There’s a good chance that your life will at some point depend on a piece of computer software. Lines of code drive pacemakers, insulin pumps, hospital imaging machines and just about every other electronic medical device that’s manufactured today. But where there’s software, there are hackers. And a steady stream of hospital ransomware attacks and other malicious activities have shown that medical devices are not immune to attack. U-M computer science researcher Kevin Fu is joining the U.S. Food and Drug Administration in their ongoing efforts to ensure the safety and effectiveness of medical devices.

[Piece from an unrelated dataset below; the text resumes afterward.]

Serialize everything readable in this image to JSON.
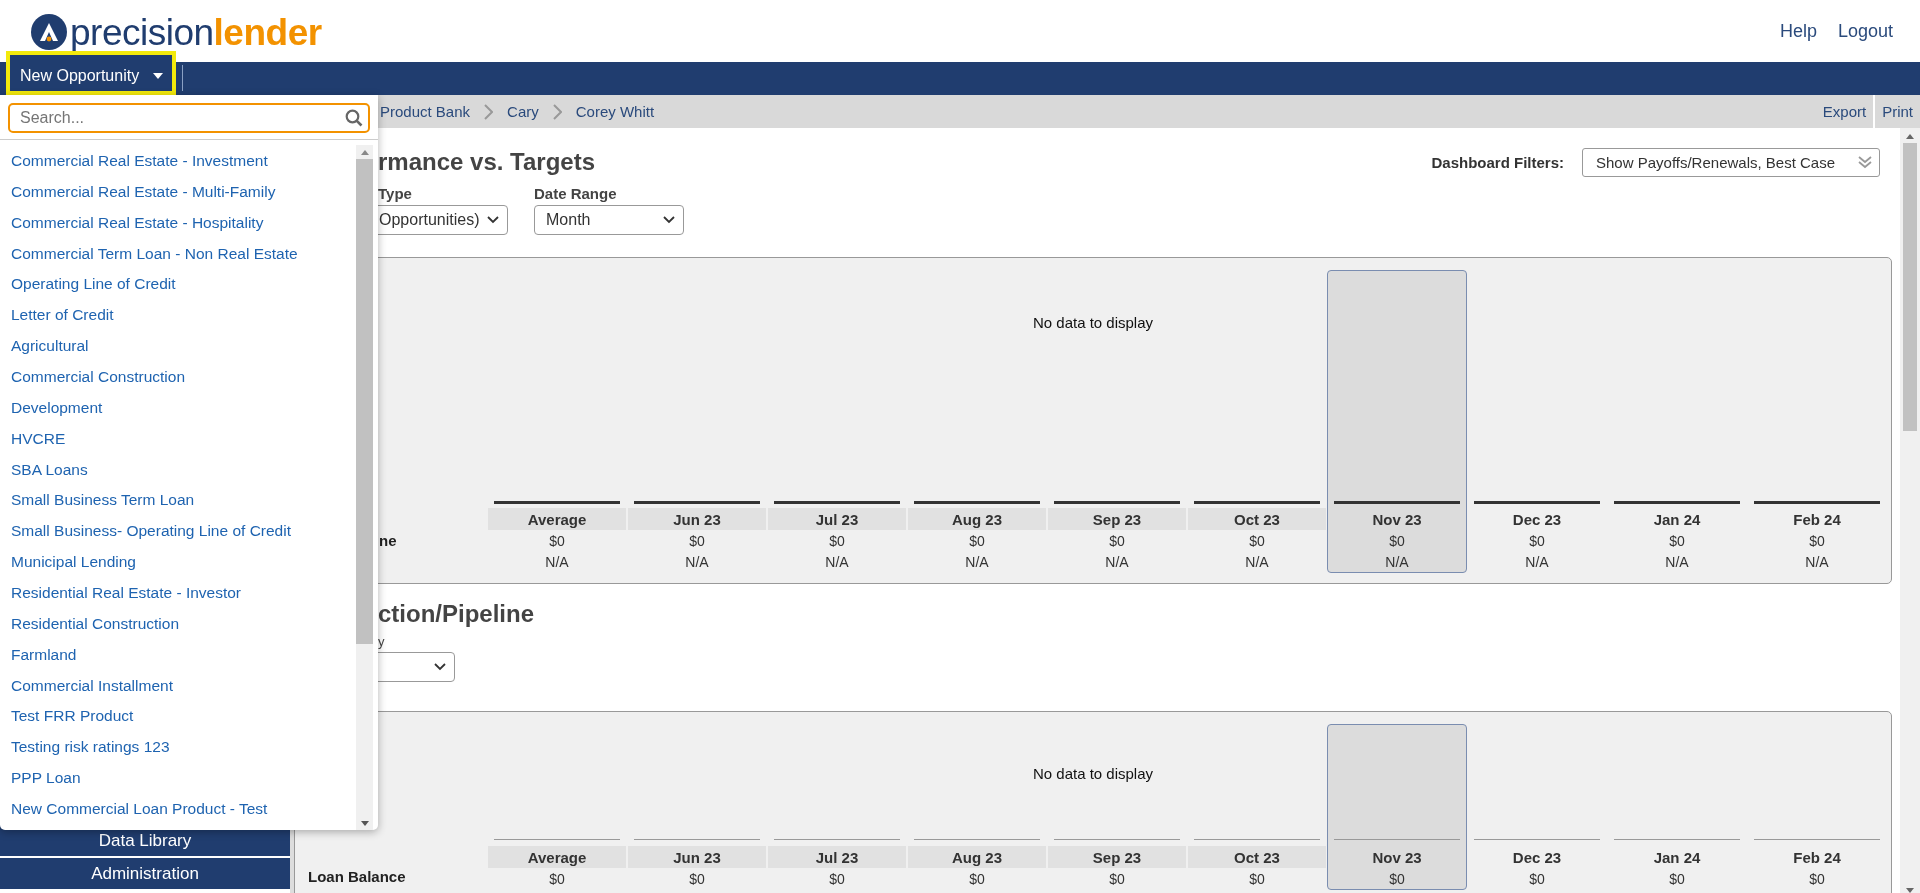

Fu has been named acting director of medical device cybersecurity in the FDA’s Center for Devices and Radiological Health. In the newly created 12-month post that began January 1, he’ll work to bridge the gap between medicine and computer science and help manufacturers protect medical devices from digital security threats. Fu is the founder of the Archimedes Center for Medical Device Security. He has long been both a leading researcher and an outspoken advocate for medical device security. As an acting director, he’ll retain his U-M appointment.